ACTIVITY: Find all lines with the word "Critical" in the material, then copy them.

+---+

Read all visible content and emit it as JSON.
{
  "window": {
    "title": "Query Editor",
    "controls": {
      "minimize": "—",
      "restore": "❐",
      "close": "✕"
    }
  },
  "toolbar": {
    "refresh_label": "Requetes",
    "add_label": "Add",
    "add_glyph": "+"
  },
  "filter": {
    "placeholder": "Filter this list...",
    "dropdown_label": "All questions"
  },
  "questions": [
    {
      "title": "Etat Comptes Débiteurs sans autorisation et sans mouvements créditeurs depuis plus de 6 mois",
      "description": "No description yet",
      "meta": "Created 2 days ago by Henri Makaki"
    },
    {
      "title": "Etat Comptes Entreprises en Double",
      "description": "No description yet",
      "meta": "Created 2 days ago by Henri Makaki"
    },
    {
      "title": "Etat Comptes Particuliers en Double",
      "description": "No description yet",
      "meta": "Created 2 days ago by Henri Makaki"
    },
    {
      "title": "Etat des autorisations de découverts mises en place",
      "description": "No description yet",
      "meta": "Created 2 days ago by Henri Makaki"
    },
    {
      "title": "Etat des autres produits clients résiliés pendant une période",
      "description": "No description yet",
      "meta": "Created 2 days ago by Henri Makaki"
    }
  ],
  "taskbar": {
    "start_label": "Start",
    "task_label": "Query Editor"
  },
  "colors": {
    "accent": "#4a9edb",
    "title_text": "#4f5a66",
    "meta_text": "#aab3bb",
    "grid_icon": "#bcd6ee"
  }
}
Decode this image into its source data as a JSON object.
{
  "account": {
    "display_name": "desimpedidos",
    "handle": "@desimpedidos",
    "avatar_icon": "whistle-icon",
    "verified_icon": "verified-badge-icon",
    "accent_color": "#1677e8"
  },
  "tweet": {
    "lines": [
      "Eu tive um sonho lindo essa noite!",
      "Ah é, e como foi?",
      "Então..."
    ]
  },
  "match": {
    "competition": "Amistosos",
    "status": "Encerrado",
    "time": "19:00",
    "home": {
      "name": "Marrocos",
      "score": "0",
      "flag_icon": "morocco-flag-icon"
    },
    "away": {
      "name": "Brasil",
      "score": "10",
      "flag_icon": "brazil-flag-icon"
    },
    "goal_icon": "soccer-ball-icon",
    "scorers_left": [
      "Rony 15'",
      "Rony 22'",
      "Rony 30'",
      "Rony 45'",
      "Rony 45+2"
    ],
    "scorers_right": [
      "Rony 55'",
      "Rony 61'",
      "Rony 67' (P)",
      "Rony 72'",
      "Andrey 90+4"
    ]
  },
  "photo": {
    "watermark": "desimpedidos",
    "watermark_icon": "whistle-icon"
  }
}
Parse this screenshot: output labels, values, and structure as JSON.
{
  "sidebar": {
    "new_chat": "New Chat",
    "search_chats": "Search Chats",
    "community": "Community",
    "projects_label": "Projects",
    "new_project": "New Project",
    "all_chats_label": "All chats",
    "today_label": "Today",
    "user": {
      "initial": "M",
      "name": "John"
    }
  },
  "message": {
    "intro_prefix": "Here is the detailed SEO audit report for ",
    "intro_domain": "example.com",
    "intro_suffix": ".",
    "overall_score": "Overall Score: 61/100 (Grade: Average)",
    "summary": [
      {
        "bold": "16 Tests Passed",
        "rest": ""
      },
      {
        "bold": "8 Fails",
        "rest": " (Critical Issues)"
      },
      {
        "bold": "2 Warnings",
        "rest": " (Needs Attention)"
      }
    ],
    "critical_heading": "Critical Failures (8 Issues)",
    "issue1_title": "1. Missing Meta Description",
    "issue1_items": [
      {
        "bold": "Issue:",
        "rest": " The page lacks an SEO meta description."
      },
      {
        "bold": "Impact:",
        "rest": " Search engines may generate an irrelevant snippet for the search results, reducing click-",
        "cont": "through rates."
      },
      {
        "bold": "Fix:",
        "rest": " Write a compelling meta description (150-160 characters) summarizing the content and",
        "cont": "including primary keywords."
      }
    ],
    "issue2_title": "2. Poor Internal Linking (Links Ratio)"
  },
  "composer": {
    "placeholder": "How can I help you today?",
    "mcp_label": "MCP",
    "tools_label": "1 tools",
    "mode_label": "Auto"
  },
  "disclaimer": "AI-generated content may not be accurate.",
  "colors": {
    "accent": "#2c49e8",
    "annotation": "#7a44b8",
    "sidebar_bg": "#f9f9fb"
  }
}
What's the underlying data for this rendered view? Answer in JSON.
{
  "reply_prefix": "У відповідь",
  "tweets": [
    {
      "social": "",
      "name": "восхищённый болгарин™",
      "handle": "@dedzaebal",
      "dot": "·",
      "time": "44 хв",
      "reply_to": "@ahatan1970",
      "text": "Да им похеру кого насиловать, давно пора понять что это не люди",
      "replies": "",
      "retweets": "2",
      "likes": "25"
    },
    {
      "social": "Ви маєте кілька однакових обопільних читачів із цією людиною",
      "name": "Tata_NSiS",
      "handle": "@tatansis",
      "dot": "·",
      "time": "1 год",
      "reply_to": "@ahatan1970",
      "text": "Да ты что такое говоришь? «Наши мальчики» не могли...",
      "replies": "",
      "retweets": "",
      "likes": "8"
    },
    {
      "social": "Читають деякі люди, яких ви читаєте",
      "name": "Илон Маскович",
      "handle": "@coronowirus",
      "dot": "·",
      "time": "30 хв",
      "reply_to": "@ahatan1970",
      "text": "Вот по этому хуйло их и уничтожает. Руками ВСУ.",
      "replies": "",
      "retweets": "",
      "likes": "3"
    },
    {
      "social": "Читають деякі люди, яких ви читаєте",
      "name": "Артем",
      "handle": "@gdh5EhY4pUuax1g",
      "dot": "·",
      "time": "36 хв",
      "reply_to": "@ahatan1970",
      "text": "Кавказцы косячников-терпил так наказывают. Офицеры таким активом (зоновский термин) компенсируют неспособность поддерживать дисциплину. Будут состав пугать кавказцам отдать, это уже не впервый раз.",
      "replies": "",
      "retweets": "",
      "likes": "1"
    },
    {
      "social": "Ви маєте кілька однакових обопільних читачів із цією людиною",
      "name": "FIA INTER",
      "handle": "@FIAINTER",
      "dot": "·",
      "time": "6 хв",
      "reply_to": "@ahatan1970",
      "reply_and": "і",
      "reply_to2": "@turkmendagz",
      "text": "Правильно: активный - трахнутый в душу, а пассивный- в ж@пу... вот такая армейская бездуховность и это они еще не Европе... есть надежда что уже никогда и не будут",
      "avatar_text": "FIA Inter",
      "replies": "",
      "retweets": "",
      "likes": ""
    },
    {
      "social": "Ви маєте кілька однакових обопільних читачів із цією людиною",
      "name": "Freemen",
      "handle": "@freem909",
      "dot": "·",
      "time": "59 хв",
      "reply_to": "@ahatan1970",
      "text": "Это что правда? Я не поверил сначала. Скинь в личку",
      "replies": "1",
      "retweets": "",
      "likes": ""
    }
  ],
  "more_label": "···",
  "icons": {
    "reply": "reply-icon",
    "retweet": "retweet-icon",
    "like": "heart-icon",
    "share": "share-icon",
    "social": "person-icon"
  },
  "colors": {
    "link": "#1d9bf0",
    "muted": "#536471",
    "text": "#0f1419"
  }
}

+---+

FINISHED EXERCISE:
        "rest": " (Critical Issues)"
    "critical_heading": "Critical Failures (8 Issues)",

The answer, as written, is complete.